Vatican City, February 9, 2017 … A delegation of top leaders from the Anti-Defamation League met on Thursday with Pope Francis at the Vatican, where they voiced support for the pontiff’s ongoing efforts to denounce anti-Semitism and praised his advocacy on behalf of refugees, as well as his efforts to encourage greater understanding among Christians, Muslims and Jews.
“We know you understand and share our concern about the resurgence of anti-Semitism, especially in Europe,” said Jonathan A. Greenblatt, ADL CEO, in an address to the pope in a private audience at the Vatican. “And we share your concern about the horrendous persecution of ethnic and cultural minorities, many of them Christians. Indeed, we are troubled that the world seems not to pay enough attention to this tragic situation.”
The ADL delegation to Rome, consisting of 35 lay leaders from across the United States, was led by Mr. Greenblatt and Marvin D. Nathan, ADL National Chair. The meeting continues a long and historic relationship between ADL and the Catholic Church that stretches back decades and includes interfaith dialogue and educational efforts against anti-Semitism held in cooperation with the United States Conference of Catholic Bishops. ADL leaders in the past have held numerous audiences with Pope Benedict XVI and Pope John Paul II.
“Sadly, anti-Semitism, which I again denounce in all its forms as completely contrary to Christian principles and every vision worthy of the human person, is still widespread today,” said Pope Francis, in his remarks to the ADL leaders. “I reaffirm that ‘the Catholic Church feels particularly obliged to do all that is possible with our Jewish friends to repel anti-Semitic tendencies.’” Pope Francis also commended ADL for “combining efforts to counter defamation with education, promotion of respect for all, and protection of the weakest,” and expressed gratitude for the League maintaining dialogue and close relations with the Catholic Church.
In ADL’s first private audience with Pope Francis, Mr. Greenblatt thanked the pontiff for his steadfast support of the Jewish State of Israel and for the Holy See’s commitment to carrying out the ideals of Nostra Aetate, the seminal Vatican II Council document that declared anti-Semitism a sin and reversed 2,000-years of church teachings about Jews.

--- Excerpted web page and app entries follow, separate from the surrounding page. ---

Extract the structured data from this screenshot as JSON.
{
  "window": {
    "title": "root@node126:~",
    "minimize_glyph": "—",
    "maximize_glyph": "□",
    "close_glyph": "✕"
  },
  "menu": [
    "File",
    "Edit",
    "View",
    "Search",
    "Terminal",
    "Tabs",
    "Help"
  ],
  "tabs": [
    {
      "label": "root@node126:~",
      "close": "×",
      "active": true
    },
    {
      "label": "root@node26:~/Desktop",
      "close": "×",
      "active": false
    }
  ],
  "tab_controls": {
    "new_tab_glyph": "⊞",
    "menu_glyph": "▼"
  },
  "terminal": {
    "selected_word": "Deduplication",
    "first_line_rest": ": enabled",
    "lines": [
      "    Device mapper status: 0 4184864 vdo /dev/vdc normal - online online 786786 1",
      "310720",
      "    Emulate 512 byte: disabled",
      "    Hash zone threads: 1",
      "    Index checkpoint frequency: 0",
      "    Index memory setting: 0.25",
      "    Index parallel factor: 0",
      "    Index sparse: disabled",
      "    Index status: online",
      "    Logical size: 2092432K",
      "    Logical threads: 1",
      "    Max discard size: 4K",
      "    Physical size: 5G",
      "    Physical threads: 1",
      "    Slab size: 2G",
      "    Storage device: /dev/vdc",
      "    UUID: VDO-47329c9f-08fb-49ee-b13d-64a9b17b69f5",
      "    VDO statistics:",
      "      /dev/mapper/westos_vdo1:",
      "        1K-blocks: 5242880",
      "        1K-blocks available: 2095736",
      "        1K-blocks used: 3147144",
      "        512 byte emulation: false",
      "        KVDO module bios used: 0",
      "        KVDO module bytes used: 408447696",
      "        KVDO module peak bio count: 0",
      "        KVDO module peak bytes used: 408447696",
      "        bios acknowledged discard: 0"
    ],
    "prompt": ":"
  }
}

He presented the pope with a gift of a traditional Jewish tzedakah, or charity, box and a photographic portrait of the pope with his good friend and associate, Rabbi Avraham Skorka of Buenos Aires, Argentina.
Mr. Greenblatt decried the rise of violent religious extremism that has plagued many parts of the world and praised the Catholic Church for taking a strong stand against extremism and terrorism, while encouraging Israelis and Palestinians to come together in search of peace.
“We are deeply troubled by the rise of violent extremism and of reactionary nationalism, including in the United States,” Mr. Greenblatt said. “The love of neighbor, enshrined the book of Leviticus and considered the greatest commandment by both Jesus in the Gospels and Rabbi Akiva, seems to be in short supply.”
ADL’s leadership mission to Rome and the Vatican (hashtag #ADLRomeMission) has also included meetings with Italian elected officials, leaders of the Jewish community in Rome, various high-ranking Vatican officials, and Israeli and American ambassadors to the Holy See.
The Anti-Defamation League, founded in 1913, is the world's leading organization fighting anti-Semitism through programs and services that counteract hatred, prejudice and bigotry.